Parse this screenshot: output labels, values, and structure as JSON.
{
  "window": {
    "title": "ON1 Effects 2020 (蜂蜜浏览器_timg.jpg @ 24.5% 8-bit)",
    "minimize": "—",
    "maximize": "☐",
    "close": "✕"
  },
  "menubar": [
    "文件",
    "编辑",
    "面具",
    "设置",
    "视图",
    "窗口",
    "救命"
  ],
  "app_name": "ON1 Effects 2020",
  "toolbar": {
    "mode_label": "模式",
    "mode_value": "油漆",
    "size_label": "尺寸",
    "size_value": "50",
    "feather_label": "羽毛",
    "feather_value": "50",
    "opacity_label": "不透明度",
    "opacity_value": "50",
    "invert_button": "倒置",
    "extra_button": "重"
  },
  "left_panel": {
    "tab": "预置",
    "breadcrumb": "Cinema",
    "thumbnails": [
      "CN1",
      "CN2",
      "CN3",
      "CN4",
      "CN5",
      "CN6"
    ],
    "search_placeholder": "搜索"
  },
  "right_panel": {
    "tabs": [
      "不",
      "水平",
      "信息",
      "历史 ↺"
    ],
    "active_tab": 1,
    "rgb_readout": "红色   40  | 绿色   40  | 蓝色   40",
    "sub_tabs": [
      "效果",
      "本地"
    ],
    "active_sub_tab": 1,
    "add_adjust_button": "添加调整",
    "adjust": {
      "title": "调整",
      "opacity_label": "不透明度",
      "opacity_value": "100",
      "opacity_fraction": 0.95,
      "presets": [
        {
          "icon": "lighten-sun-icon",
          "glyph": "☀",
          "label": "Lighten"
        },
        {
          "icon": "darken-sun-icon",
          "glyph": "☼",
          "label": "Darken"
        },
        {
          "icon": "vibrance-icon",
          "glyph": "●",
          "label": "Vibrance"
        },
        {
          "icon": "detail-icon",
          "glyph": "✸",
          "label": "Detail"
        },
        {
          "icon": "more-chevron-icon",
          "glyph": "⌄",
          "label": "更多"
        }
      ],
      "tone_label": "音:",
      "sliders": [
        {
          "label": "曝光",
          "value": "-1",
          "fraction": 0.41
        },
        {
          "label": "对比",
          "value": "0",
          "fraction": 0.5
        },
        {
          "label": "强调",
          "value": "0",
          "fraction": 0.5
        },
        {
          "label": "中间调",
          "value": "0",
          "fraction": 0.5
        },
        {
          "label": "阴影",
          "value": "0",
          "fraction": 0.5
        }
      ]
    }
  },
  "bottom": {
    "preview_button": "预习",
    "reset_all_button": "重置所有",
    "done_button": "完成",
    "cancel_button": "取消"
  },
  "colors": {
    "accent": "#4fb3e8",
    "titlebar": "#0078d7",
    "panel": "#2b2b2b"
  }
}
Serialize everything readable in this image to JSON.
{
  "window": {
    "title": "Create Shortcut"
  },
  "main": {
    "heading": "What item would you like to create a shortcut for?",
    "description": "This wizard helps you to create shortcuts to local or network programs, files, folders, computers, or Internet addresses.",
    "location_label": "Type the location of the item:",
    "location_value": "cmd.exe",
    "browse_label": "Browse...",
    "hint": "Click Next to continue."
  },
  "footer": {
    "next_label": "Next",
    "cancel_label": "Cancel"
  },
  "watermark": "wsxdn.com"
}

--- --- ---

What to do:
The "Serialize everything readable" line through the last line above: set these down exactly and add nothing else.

Answer section:
Serialize everything readable in this image to JSON.
{
  "window": {
    "title": "Create Shortcut"
  },
  "main": {
    "heading": "What item would you like to create a shortcut for?",
    "description": "This wizard helps you to create shortcuts to local or network programs, files, folders, computers, or Internet addresses.",
    "location_label": "Type the location of the item:",
    "location_value": "cmd.exe",
    "browse_label": "Browse...",
    "hint": "Click Next to continue."
  },
  "footer": {
    "next_label": "Next",
    "cancel_label": "Cancel"
  },
  "watermark": "wsxdn.com"
}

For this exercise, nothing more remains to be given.